### WORK TASK
Nothing in the data may change. Copy all of it exactly.

Dataset rows for apps and sites
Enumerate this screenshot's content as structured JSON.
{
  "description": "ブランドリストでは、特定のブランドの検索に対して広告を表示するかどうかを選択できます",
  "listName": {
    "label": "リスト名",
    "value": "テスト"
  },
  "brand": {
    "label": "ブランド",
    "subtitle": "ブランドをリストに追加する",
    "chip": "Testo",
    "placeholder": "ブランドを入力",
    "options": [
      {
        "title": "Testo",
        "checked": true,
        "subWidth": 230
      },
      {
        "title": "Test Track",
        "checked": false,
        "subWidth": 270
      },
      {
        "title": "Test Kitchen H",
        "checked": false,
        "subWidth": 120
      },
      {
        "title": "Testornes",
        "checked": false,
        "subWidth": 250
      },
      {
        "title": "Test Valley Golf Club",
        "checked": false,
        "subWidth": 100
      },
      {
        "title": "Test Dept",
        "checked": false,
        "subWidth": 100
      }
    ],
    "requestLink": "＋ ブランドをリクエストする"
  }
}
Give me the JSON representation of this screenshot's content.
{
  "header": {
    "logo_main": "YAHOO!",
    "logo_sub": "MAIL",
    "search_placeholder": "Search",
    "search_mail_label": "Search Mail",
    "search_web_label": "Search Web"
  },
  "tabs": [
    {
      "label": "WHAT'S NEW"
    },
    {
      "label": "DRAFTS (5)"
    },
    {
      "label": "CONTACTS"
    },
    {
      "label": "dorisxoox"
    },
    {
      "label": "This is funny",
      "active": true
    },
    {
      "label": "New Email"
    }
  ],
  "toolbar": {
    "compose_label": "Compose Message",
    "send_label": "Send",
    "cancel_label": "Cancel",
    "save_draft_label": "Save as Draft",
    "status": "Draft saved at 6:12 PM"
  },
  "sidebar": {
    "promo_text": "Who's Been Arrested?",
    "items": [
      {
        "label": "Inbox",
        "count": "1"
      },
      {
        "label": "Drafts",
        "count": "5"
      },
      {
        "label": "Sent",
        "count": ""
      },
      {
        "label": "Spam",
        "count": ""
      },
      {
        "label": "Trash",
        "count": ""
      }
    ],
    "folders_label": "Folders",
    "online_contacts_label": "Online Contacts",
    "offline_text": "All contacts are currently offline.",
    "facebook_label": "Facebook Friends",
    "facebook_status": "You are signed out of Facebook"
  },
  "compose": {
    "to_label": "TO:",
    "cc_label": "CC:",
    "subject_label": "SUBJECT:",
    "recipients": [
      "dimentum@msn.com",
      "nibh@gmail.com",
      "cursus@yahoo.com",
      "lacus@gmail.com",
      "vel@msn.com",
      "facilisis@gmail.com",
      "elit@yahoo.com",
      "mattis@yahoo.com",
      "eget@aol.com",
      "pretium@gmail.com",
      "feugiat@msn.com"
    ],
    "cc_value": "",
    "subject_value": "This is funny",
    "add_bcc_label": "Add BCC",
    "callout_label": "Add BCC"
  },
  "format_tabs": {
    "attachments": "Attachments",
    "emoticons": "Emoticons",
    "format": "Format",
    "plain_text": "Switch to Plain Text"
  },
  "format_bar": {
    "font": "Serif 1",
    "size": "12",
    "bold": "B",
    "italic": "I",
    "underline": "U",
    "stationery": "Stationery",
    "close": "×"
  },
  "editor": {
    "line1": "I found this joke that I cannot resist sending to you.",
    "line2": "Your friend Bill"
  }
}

### THE ANSWER
Enumerate this screenshot's content as structured JSON.
{
  "description": "ブランドリストでは、特定のブランドの検索に対して広告を表示するかどうかを選択できます",
  "listName": {
    "label": "リスト名",
    "value": "テスト"
  },
  "brand": {
    "label": "ブランド",
    "subtitle": "ブランドをリストに追加する",
    "chip": "Testo",
    "placeholder": "ブランドを入力",
    "options": [
      {
        "title": "Testo",
        "checked": true,
        "subWidth": 230
      },
      {
        "title": "Test Track",
        "checked": false,
        "subWidth": 270
      },
      {
        "title": "Test Kitchen H",
        "checked": false,
        "subWidth": 120
      },
      {
        "title": "Testornes",
        "checked": false,
        "subWidth": 250
      },
      {
        "title": "Test Valley Golf Club",
        "checked": false,
        "subWidth": 100
      },
      {
        "title": "Test Dept",
        "checked": false,
        "subWidth": 100
      }
    ],
    "requestLink": "＋ ブランドをリクエストする"
  }
}
Give me the JSON representation of this screenshot's content.
{
  "header": {
    "logo_main": "YAHOO!",
    "logo_sub": "MAIL",
    "search_placeholder": "Search",
    "search_mail_label": "Search Mail",
    "search_web_label": "Search Web"
  },
  "tabs": [
    {
      "label": "WHAT'S NEW"
    },
    {
      "label": "DRAFTS (5)"
    },
    {
      "label": "CONTACTS"
    },
    {
      "label": "dorisxoox"
    },
    {
      "label": "This is funny",
      "active": true
    },
    {
      "label": "New Email"
    }
  ],
  "toolbar": {
    "compose_label": "Compose Message",
    "send_label": "Send",
    "cancel_label": "Cancel",
    "save_draft_label": "Save as Draft",
    "status": "Draft saved at 6:12 PM"
  },
  "sidebar": {
    "promo_text": "Who's Been Arrested?",
    "items": [
      {
        "label": "Inbox",
        "count": "1"
      },
      {
        "label": "Drafts",
        "count": "5"
      },
      {
        "label": "Sent",
        "count": ""
      },
      {
        "label": "Spam",
        "count": ""
      },
      {
        "label": "Trash",
        "count": ""
      }
    ],
    "folders_label": "Folders",
    "online_contacts_label": "Online Contacts",
    "offline_text": "All contacts are currently offline.",
    "facebook_label": "Facebook Friends",
    "facebook_status": "You are signed out of Facebook"
  },
  "compose": {
    "to_label": "TO:",
    "cc_label": "CC:",
    "subject_label": "SUBJECT:",
    "recipients": [
      "dimentum@msn.com",
      "nibh@gmail.com",
      "cursus@yahoo.com",
      "lacus@gmail.com",
      "vel@msn.com",
      "facilisis@gmail.com",
      "elit@yahoo.com",
      "mattis@yahoo.com",
      "eget@aol.com",
      "pretium@gmail.com",
      "feugiat@msn.com"
    ],
    "cc_value": "",
    "subject_value": "This is funny",
    "add_bcc_label": "Add BCC",
    "callout_label": "Add BCC"
  },
  "format_tabs": {
    "attachments": "Attachments",
    "emoticons": "Emoticons",
    "format": "Format",
    "plain_text": "Switch to Plain Text"
  },
  "format_bar": {
    "font": "Serif 1",
    "size": "12",
    "bold": "B",
    "italic": "I",
    "underline": "U",
    "stationery": "Stationery",
    "close": "×"
  },
  "editor": {
    "line1": "I found this joke that I cannot resist sending to you.",
    "line2": "Your friend Bill"
  }
}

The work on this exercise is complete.